Now that I’m a dab hand at devouring perzines (and have encountered many perzines that feel too similar for my liking), it’s rare that I encounter a real page-turner of a perzine that draws me in from the beginning. 'Larry' is one of these rare zines! It’s packed full of short reflective columns about recent events in Lee’s life, such as meeting a preachy Christian on the bus, dealing with annoying customers at work, and trying to stop worrying so much. We read some longer pieces on the perils of smoking, feeling awkward at zine fests (me too!), social networking as the “desire to assert through technology that you exist”, and ethically sourced food and clothing. There’s also an interesting how-to guide on practicing line drawings. Each written column/article was just long enough to tell the story in depth, but not so long as to be self-indulgent, or a chore to read. I identified with so much of Lee’s writing – he seems like a thoughtful, politically-minded chap with a lot of interesting things to say about the world around him. I also loved the artwork inside the zine – Lee is an illustrator, and every page is decorated with his distinctive scratchy-lined hand-drawings, sometimes as background images and sometimes as illustrations to accompany his written work (an example page can be found here). Each copy of 'Larry' is hand-tied, numbered, and has a little window cut out of the cartridge paper cover revealing a cute hand-drawn squirrel - I love little personal touches like that. This is one of the best zines I’ve read for ages, I highly recommend it!
Punching Dough #1
Sarah, Newport – iamatomatosardineATgmail.com

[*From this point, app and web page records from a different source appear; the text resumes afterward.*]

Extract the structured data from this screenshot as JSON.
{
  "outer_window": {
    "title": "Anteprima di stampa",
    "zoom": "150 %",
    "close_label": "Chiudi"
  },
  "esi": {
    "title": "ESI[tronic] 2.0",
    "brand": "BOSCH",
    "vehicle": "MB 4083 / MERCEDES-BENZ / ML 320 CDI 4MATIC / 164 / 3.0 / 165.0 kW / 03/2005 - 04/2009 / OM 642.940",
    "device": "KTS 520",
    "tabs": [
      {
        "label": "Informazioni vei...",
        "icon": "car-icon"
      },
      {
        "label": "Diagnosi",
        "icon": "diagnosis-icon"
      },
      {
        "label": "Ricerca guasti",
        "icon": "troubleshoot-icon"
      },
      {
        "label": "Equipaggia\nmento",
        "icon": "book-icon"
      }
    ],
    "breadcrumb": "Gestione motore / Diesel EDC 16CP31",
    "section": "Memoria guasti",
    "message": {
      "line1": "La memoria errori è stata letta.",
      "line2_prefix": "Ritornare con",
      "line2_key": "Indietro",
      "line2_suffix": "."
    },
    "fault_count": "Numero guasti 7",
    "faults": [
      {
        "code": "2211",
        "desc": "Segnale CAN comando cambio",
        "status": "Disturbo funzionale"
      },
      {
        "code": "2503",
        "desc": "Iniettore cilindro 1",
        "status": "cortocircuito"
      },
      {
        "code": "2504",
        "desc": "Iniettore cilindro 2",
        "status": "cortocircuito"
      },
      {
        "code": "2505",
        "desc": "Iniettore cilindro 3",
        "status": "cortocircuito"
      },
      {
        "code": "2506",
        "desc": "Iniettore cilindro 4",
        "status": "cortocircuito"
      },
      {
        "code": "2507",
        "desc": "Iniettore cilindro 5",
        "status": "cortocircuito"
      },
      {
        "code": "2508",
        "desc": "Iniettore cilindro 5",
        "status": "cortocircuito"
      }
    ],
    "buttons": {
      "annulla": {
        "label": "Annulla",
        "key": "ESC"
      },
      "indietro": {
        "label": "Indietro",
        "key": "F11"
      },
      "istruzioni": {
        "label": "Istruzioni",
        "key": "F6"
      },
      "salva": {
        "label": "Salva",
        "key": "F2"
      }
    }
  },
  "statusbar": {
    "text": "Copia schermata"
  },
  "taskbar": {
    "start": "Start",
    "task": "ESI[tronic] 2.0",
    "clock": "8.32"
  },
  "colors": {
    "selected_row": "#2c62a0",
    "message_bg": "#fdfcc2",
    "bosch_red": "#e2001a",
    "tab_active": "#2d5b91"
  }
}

A quick fun perzine, 'Punching Dough' touches upon lots of diverse topics, including why the author loves London, her feelings about her home city of Newport and her favourite places in the city, her love for comedian Stewart Lee, thoughts about blogging (written by a guest contributor), and some of her favourite blogs. We also read typical perzine staple pieces – a recipe for caramel croissant pudding (yum!), lists, and some zine recommendations. Very scruffy and personal, full of stickers and cut-and-paste text laid on magazine clippings, which I like; I only wish it was longer!
My Zine #4 & #8
Alyssa, UK - www.lightsgoout.co.uk/shop
Written by the daughter of Mr T, owner of Lights Go Out zine distro, 'My Zine' features Elyssa’s colourful and creative hand drawings. I’m not even sure what most of the drawings are, but maybe deciphering them is part of the fun! #8 was my favourite of the two, as it included a cute self-portrait, and a frankly scary drawing of three bears who loom menacingly over Goldilocks sleeping in their bed, baring their pointy fangs! I showed these zines to my mum when they first arrived in the mail, and we both spent a good few minutes cooing over them. So cute!